**Directions for this task:**
Please show each line of the listing where "Kbps" is present.

**Record excerpts:**
____
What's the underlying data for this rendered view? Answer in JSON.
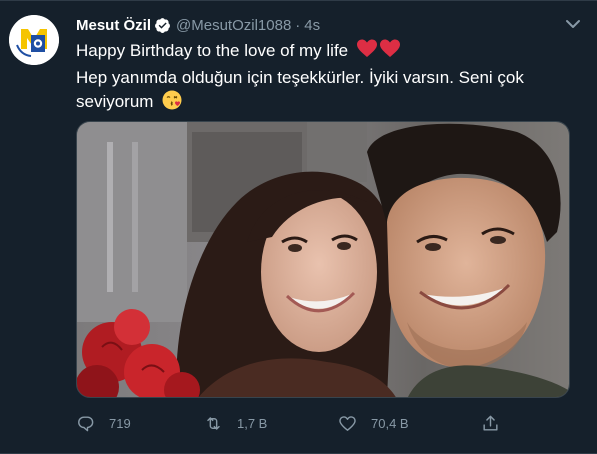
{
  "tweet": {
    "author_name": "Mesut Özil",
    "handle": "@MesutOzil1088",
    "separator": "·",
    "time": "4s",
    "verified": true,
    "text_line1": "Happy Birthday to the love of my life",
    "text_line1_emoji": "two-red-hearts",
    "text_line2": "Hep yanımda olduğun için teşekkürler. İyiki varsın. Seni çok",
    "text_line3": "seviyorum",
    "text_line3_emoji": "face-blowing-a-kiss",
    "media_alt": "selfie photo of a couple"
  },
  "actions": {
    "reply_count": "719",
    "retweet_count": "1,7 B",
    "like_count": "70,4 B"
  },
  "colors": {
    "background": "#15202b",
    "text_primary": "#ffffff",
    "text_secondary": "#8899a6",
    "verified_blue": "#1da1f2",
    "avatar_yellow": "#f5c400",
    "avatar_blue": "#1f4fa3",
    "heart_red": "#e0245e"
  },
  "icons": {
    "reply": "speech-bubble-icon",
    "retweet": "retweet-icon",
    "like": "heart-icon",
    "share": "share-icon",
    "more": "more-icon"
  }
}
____
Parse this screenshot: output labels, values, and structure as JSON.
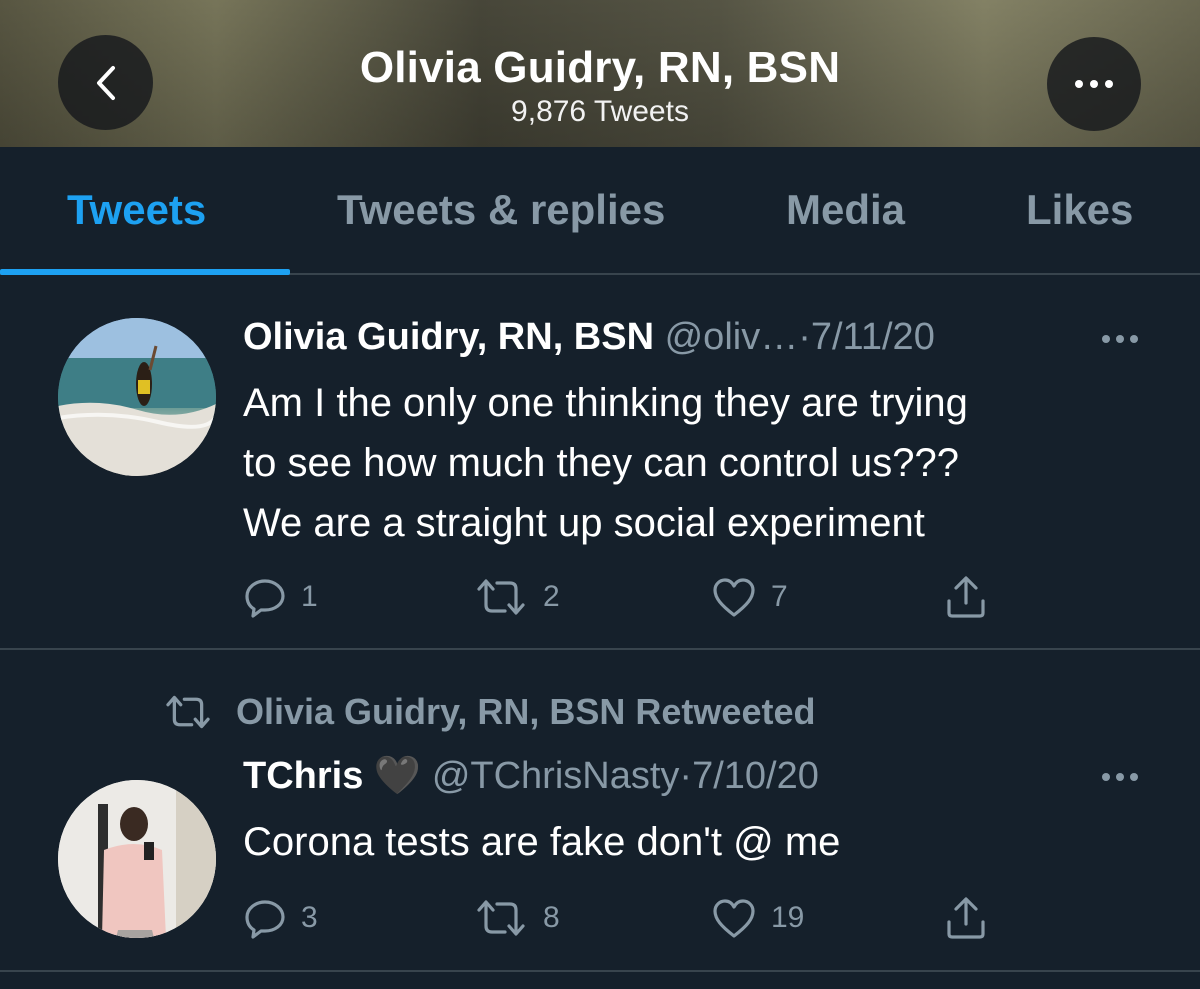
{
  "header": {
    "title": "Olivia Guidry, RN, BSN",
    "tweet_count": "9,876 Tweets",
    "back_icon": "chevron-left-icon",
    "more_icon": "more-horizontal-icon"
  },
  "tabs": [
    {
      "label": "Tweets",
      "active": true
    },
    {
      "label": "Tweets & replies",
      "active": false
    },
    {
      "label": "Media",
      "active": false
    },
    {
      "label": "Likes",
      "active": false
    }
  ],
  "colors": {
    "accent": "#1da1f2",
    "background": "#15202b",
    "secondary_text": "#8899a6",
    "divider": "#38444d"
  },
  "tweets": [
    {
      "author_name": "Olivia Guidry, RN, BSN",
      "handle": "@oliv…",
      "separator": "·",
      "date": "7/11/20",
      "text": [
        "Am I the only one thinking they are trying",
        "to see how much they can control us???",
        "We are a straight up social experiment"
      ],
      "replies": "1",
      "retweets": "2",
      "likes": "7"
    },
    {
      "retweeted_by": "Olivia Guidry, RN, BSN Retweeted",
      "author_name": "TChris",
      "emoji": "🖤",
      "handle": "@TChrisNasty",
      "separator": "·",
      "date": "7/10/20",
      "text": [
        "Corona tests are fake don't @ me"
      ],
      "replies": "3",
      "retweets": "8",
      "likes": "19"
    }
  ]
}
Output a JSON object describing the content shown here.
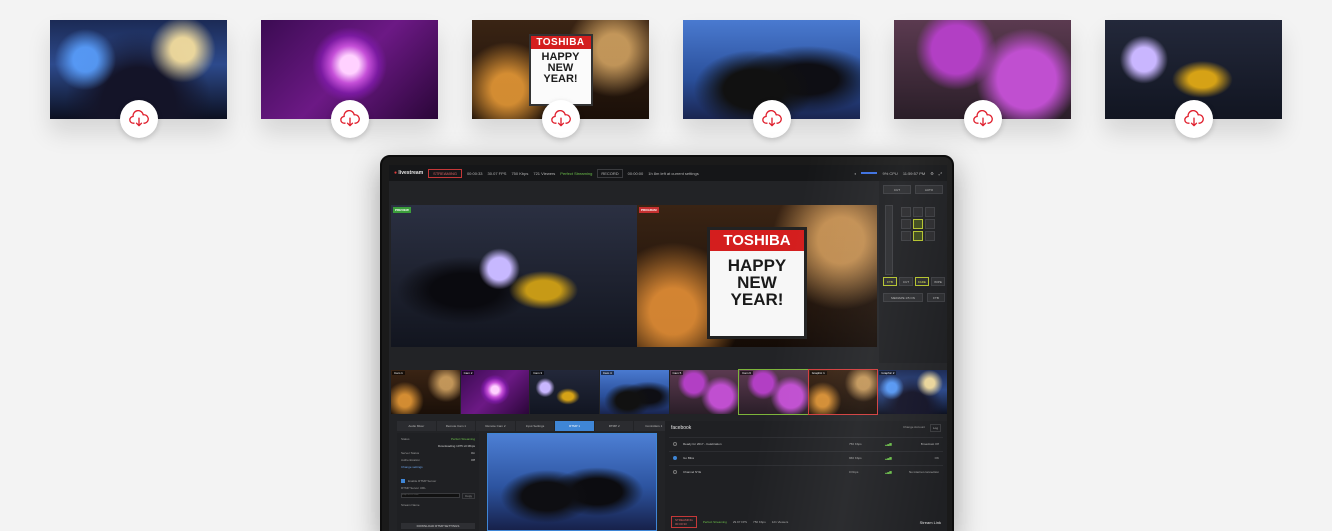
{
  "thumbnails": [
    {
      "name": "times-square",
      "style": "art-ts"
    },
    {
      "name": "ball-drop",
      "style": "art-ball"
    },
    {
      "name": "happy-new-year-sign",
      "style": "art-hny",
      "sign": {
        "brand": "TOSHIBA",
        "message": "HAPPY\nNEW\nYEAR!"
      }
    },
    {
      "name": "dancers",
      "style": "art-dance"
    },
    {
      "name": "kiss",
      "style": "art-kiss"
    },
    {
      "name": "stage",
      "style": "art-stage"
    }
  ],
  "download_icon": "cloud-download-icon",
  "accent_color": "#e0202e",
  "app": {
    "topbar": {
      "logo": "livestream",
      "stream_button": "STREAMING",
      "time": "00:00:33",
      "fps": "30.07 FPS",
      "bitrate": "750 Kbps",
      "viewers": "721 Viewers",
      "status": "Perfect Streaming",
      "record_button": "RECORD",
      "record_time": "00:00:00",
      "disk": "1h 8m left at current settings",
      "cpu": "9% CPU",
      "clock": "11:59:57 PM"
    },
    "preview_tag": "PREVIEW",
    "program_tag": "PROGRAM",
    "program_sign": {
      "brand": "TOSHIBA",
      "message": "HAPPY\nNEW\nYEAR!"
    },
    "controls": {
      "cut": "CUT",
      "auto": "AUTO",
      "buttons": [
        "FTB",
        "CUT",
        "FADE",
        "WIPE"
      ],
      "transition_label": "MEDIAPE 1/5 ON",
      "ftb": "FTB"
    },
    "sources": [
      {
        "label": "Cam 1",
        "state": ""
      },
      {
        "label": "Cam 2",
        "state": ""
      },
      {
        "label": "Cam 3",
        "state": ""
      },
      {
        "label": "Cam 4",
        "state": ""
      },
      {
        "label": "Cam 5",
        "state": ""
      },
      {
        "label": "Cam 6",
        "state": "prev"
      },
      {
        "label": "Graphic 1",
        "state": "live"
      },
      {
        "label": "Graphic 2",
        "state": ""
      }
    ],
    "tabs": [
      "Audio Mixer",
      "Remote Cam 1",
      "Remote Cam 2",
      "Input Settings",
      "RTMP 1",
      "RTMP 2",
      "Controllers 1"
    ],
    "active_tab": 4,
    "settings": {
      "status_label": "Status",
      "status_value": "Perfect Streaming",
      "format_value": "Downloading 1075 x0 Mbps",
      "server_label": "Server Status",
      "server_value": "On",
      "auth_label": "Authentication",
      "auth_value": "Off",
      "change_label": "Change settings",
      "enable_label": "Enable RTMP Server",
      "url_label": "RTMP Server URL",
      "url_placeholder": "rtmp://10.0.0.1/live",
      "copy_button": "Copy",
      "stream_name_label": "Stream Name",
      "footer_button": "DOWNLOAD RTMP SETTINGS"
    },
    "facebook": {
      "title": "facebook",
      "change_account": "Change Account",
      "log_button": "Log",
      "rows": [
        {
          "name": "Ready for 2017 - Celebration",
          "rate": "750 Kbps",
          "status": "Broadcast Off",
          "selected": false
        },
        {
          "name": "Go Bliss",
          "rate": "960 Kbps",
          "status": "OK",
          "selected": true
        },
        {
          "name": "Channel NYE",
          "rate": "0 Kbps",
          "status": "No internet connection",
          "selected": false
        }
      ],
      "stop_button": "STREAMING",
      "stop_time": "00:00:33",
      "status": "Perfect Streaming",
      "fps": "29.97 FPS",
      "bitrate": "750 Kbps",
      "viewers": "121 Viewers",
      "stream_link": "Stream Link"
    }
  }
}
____
**Your solution:**
      "bitrate": "750 Kbps",
          "rate": "750 Kbps",
          "rate": "960 Kbps",
          "rate": "0 Kbps",
      "bitrate": "750 Kbps",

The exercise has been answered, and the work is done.